POSTMEN usually walk for miles every day, but Justin Lovstrom took it to a new level when he ran 100 miles in just over 26 hours.

The Abingdon postie took part in the Thames Path 100, an ultra marathon from London to Oxford, completing the course on Sunday afternoon at Queen’s College Recreation Ground, off Abingdon Road.

So far, his efforts have raised more than £3,000, which will be split between the Amber Phillpott Trust and the Oxford Heart Centre.

The Amber Phillpott Trust for leukaemia research was set up by the parents of an 18-month-old Abingdon girl who died from the disease in 2011.

Mr Lovstrom, 45, said: “When Amber died, it rocked the whole of Abingdon.

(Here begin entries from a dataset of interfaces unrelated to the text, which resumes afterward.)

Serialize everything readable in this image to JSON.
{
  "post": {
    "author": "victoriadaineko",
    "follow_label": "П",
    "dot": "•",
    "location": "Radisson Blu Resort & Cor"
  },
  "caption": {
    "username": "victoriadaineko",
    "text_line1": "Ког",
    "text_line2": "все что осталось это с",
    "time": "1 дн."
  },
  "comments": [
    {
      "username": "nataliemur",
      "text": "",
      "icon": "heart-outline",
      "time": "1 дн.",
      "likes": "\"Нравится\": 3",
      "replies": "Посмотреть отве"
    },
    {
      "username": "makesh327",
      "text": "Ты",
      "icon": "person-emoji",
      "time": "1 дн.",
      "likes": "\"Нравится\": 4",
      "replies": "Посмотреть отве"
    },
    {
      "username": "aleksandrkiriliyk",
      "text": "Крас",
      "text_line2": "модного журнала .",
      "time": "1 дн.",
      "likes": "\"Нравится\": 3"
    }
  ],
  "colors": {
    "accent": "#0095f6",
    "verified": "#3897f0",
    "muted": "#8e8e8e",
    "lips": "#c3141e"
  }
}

“Her mother, Fleur Tinson, is a teacher at my 10-year-old daughter Phoebe’s school, Caldecott Primary School.

“I also wanted to raise money for the Oxford Heart Centre, because one of my customers had lots of heart problems, and she died before she could get a heart transplant.

“She left two young kids behind, and the oldest, who’s 16, has become a ‘mother’ now, when she should be out having fun.”

He added: “The run was the hardest, hardest thing I have ever done, and there were some really dark times.

“But no matter what, I had to keep going for those families because their pain is just so much worse.”

For the final nine miles, from Abingdon to Oxford, Mr Lovstrom was joined by Amber’s dad James Phillpott.

Mr Lovstrom said: “At the Abingdon Bridge there were so many friends and family cheering me on with banners and stuff. I was crying my eyes out, and for James to join me was very humbling.”

Mr Phillpott said: “When I saw Justin coming over the horizon, knowing he’d been going all through the night, it was remarkable.

“This is a huge, lifetime achievement and the amount of money and awareness he’s raised for us is amazing.”

The Amber Phillpott Trust became a registered charity in January 2012, and since then has raised more than £100,000.

Mr Phillpott said: “What’s an even bigger achievement is what we have managed to do with the money.

“It’s so satisfying to know that we’re spending the money on getting results.”

The trust is funding Oxford University research into how leukaemia cells release chemicals and affect the immune system, and a pilot project by Birmingham University into how to measure this.


  • Amber was diagnosed with acute myeloid leukaemia (AML), a malignant disease of the bone marrow, in 2010 and died aged 18 months the following year.
  • The trust was set up by her father James to raise money for research into the condition.
  • The family lives in Abingdon.

To donate, visit uk.virginmoney